The earliest surviving check doesn’t look like much. It’s a rectangular slip of gray paper with a trace of red sealing wax in the bottom left corner. Written across the page is an instruction to Mr Morris and Mr Clayton to pay £400 to a Mr Delboe. The slip is signed by Nick Vanacker and dated “London the 16th of February 1659.”
It might be nearly 400 years old but that early check has almost all of the elements that are found in a modern check. The amount (a sizable sum in 1659) is written in numbers and letters. A signature authorizes the payment, the name of the payee is included, and the check is sent to the bank at which the payer holds an account. Morris and Clayton were London-based bankers and scriveners.
Even the shape of the document would be familiar to anyone who owns a checkbook today. The only differences, in fact, would be the absence of an account number, a routing number and a check number… and the copperplate handwriting.
The reason that checks have changed so little since the seventeenth century is that they haven’t needed to change. They’ve always been an efficient way of informing a holder of funds to release some of those funds to someone else. They contain no more information than they need to and all of the information required to complete the transaction.

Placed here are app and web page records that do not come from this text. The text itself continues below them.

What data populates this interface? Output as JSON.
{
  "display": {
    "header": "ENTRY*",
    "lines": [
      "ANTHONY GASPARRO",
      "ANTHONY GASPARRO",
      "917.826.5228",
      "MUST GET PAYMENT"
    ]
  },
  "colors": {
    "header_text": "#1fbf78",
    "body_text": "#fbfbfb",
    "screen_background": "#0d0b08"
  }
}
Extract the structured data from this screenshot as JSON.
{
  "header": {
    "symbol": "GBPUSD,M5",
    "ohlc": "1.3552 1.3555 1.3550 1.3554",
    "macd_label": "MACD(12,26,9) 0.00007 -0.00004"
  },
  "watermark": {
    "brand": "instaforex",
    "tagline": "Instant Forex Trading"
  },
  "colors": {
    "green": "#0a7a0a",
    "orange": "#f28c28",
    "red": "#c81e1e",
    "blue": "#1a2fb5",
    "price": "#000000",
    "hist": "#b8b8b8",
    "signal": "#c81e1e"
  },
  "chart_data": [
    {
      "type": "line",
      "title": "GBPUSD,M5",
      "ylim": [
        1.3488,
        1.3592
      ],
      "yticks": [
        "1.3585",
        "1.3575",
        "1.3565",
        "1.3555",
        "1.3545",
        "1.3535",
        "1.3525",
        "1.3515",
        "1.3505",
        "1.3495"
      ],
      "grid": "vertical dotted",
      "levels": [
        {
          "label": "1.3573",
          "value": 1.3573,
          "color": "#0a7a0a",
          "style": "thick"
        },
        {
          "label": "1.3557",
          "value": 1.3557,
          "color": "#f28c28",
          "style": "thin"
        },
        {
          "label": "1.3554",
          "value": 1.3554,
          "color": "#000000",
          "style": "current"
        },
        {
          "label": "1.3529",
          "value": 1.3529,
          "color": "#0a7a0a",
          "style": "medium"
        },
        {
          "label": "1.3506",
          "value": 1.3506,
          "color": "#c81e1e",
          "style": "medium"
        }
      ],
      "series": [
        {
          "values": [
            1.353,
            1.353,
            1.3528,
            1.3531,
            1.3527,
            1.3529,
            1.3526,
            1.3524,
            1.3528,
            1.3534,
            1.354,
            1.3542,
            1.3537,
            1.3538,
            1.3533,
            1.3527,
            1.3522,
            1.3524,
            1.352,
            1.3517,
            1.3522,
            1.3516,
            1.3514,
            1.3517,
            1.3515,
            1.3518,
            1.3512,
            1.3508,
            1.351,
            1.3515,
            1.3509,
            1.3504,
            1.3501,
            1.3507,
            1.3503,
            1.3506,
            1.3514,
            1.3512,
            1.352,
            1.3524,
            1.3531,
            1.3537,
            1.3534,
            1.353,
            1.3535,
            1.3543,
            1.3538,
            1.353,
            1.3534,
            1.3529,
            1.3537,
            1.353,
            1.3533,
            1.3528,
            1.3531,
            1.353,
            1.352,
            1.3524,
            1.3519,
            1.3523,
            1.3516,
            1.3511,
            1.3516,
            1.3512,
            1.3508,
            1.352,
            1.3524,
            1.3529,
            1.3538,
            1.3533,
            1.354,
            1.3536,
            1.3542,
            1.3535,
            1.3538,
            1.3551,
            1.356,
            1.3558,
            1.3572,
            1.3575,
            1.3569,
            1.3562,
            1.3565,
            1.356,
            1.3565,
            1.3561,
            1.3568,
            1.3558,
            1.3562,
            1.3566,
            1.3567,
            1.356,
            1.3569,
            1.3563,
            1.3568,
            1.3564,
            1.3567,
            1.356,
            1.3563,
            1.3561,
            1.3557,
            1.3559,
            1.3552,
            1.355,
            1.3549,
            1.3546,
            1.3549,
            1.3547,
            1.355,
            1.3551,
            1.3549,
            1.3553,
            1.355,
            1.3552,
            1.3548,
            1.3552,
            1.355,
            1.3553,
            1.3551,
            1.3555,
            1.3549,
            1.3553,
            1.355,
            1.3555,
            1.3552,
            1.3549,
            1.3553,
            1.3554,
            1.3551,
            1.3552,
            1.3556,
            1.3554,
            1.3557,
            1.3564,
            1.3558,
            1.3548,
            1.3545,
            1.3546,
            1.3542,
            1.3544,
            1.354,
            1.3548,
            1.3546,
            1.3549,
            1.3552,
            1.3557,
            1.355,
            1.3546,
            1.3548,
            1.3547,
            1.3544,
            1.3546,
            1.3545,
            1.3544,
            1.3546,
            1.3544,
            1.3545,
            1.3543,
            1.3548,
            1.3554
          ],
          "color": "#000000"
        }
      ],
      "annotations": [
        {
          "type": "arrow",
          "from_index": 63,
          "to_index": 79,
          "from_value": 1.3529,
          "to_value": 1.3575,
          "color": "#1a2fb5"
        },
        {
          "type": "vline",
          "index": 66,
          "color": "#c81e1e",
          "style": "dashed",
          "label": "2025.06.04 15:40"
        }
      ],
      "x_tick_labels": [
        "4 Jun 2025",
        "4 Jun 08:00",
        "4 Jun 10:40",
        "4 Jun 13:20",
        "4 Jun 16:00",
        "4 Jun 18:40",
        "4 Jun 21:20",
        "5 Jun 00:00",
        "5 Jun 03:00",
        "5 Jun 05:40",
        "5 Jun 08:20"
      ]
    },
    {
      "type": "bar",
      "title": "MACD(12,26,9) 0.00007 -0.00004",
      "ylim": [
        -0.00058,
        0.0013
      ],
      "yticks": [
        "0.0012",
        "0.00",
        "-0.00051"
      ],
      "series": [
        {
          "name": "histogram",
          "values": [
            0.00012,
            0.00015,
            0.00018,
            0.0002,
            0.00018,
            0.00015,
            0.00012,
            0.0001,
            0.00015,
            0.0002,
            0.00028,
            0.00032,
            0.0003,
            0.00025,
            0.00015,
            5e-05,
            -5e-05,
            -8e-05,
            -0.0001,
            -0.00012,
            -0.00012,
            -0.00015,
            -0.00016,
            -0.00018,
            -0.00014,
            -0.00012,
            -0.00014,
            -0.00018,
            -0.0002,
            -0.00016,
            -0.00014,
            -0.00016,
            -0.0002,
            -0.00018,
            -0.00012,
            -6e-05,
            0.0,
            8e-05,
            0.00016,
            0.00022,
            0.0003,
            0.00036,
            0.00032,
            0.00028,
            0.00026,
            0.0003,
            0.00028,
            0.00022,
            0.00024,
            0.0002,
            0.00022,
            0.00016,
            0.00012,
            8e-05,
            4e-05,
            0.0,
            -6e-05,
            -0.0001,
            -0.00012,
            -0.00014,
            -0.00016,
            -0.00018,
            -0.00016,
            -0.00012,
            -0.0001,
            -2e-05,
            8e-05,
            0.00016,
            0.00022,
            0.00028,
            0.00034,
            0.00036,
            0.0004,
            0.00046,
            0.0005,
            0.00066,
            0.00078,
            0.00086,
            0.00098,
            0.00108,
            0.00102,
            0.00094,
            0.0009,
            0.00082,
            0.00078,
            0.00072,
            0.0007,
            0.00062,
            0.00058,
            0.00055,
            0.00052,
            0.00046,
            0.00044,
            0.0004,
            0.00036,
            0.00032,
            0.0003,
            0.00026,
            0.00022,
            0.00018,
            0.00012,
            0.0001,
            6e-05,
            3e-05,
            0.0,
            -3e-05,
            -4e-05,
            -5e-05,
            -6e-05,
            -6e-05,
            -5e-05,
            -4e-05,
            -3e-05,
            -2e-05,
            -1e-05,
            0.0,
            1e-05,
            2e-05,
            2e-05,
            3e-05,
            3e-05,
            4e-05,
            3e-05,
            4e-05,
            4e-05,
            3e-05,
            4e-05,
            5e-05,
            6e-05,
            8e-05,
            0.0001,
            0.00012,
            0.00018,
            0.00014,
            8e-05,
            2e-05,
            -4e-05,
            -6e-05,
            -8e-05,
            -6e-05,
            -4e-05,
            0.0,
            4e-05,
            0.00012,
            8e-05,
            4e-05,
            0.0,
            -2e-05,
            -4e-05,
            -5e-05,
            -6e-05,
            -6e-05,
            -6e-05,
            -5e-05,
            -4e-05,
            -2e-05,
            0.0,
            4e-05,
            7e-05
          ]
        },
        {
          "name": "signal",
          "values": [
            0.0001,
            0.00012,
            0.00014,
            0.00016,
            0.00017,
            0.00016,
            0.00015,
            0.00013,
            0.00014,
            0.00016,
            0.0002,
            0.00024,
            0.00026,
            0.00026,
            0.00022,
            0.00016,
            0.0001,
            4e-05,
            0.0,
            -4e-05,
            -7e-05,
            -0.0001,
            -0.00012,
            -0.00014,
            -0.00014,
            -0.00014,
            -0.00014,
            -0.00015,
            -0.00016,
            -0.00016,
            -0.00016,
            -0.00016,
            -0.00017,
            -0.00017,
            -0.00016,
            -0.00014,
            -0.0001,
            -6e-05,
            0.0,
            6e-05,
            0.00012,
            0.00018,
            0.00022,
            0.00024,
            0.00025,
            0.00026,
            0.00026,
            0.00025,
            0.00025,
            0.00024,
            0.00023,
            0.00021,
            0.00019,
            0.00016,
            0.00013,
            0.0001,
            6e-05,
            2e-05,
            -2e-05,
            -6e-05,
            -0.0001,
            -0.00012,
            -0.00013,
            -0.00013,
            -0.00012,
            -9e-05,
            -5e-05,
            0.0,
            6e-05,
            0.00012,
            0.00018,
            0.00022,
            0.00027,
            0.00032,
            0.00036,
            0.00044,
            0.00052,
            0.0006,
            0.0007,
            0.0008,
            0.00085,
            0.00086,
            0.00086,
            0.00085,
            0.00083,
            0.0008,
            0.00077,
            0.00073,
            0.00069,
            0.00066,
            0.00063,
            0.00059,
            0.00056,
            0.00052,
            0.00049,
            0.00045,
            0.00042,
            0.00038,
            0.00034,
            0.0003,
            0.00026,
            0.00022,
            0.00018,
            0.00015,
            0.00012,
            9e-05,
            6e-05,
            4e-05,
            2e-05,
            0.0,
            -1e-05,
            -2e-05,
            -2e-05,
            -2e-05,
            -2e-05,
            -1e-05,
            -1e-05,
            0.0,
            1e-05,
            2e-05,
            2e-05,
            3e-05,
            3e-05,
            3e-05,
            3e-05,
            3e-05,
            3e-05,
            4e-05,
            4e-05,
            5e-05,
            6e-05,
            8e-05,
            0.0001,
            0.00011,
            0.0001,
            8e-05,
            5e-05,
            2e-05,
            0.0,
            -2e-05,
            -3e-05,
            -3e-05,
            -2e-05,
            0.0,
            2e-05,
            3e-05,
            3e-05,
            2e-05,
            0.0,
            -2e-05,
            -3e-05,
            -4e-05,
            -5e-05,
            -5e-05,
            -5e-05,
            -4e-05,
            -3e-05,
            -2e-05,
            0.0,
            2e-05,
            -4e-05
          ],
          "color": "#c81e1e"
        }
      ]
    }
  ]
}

Even as credit and debit cards became more important, moving payments immediately from the account of a payer to the account of a payee, checks have continued and will continue to have a role.
In the same way that television hasn’t entirely supplanted radio, so paper checks are unlikely to disappear completely in the foreseeable future. But the rise of eChecks does appear to represent the old fashioned checks biggest threat, an even greater than payments made by plastic and greater than the slow take up of NFC payments.
For both businesses and customers, eChecks seem to be the sound future. And, the speed of processing an eCheck has already come down, and it’s likely to come down even further. One way to look at the history of the development of checks is to see it as continual progress towards greater clearance speed and higher processing efficiency. Between 1939 and 1952, the number of checking accounts in the United States doubled to reach 47 million. Around 8 billion checks were written in 1952, a figure that’s less than half of the 20 billion written in 2015. But without a change in the way that checks were processed, that growth would not have been sustainable. In the early fifties, if a check was deposited at a bank that wasn’t used by both the payer and the payee, it would be sorted by hand and tallied at least six times before it cleared. In a branch employing 40 members of staff, at least seven would be needed just to process checks full time.
The adoption of machine readable accounts, routing and check numbers at the bottom of the checks made the work more efficient. The more recent practice of scanning checks when they’re deposited so that the physical check has little use once it’s reached the bank and no longer has to be transported has made the process easier and faster still.
The removal of the whole paper stage of the check process was really inevitable. Why write the check details down, when everyone now has a computer terminal in their pockets and can key in those details directly?
The challenge to that growth has always been a mixture of tradition, legislation and technology. Millennials are changing all of that — quickly. People are often reluctant to change a method that they feel works for them and may be more willing to spend time writing checks by hand than learn a new way of creating them. Legislation is changing too. The Uniform Electronics Transaction Act and the Electronic Signatures in Global and National Commerce Act (ESIGN) have both gone a long way towards codifying the acceptance of digital signatures and providing a framework for the digital processing of checks. At the same time, the increased sophistication of public key cryptography, the commercial use of digital signatures, and secure data networks have all helped to make eChecks safer and more reliable.
The result is that recent years have seen a merging of the processes used to send eChecks and those used by automated clearing houses. Once the writing of a check moved away from the check book and onto the screen the name itself began to look like an anachronism. Send or receive an eCheck and you are in effect making an electronic funds transfer.
That merging is likely to continue until the next generation comes to pay their rent… and wonders what the “check” part of an “eCheck” refers to.